* **Problem to work on**
Every line of the material below that contains the string "this" must appear in the answer.

* **Data extracts**
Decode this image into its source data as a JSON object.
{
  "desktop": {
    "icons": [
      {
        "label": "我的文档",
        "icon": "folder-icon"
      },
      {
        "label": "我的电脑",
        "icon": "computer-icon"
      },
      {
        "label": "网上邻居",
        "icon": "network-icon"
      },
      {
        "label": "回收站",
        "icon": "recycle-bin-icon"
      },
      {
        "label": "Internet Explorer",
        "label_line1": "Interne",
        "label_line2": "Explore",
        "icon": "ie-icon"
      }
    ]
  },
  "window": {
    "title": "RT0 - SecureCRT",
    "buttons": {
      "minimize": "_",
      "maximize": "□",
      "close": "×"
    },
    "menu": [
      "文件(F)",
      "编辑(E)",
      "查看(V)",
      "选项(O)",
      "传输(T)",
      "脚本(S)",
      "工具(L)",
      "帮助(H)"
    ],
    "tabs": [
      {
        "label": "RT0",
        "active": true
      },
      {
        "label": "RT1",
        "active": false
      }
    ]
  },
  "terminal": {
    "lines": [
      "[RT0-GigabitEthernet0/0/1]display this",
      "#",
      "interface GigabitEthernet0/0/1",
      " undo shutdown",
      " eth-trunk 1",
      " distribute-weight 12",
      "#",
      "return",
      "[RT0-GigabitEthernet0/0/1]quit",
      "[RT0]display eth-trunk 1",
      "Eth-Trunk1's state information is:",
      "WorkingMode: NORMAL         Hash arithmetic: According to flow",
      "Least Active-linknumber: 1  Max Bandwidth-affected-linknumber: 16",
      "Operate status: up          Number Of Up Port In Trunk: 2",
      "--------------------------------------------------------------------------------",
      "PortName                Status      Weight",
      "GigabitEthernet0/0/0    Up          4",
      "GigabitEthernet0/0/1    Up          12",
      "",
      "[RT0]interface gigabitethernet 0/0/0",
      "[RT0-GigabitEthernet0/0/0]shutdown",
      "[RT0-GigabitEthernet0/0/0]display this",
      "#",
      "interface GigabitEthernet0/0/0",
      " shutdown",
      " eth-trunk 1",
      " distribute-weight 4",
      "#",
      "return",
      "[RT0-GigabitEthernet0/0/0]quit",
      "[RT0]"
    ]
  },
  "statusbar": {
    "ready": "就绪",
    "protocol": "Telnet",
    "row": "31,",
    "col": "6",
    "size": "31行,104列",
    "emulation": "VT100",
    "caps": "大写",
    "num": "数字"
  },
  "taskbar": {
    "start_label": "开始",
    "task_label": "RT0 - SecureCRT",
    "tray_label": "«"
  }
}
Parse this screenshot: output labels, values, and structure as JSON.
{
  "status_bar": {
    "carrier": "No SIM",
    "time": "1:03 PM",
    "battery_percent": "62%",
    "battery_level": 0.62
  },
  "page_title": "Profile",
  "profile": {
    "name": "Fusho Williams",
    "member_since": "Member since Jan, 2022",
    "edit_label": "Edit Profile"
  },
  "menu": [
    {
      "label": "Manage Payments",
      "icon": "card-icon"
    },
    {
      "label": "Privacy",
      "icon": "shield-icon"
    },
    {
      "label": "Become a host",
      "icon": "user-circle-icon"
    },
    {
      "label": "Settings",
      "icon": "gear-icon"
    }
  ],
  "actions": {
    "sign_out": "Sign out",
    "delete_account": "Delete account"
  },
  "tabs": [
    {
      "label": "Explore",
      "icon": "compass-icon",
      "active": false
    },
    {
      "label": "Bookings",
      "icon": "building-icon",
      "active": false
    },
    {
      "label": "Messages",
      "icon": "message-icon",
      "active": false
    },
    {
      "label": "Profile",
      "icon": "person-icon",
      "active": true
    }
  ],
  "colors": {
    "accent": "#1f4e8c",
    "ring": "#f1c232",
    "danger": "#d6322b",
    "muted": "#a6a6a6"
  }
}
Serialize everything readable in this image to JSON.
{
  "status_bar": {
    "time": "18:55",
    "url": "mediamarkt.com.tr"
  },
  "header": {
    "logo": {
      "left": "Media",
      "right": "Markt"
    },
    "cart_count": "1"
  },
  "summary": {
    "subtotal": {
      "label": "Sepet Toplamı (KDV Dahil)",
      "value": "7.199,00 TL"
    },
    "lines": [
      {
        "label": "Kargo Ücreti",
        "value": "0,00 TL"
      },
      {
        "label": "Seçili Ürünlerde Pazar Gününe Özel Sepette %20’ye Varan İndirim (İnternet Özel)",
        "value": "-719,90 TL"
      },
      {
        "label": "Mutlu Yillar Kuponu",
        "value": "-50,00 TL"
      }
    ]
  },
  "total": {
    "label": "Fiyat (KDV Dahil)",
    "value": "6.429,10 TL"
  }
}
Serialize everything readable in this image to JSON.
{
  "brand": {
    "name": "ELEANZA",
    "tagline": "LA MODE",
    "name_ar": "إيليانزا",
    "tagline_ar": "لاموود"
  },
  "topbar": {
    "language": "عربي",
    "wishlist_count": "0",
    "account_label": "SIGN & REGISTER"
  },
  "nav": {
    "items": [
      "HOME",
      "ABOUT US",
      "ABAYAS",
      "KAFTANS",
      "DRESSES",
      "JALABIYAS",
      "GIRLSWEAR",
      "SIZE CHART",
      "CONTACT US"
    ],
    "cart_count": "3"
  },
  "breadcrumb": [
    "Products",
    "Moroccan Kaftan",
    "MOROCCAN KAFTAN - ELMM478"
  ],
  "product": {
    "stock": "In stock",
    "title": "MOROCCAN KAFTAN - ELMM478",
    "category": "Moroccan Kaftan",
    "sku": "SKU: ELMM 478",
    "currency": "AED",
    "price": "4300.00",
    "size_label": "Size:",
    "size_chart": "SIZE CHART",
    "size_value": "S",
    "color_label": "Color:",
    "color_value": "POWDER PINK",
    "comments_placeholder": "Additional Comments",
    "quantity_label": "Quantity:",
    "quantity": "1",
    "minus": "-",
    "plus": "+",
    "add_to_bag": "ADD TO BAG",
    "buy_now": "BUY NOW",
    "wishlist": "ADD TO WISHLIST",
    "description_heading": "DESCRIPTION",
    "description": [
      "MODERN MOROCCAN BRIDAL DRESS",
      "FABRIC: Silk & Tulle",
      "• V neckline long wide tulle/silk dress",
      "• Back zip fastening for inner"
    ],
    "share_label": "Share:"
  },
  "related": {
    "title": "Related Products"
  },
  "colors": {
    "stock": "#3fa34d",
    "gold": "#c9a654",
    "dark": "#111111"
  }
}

* **Reply to the exercise**
Decode this image into its source data as a JSON object.
      "[RT0-GigabitEthernet0/0/1]display this",
      "[RT0-GigabitEthernet0/0/0]display this",
Parse this screenshot: output labels, values, and structure as JSON.
Serialize everything readable in this image to JSON.
Serialize everything readable in this image to JSON.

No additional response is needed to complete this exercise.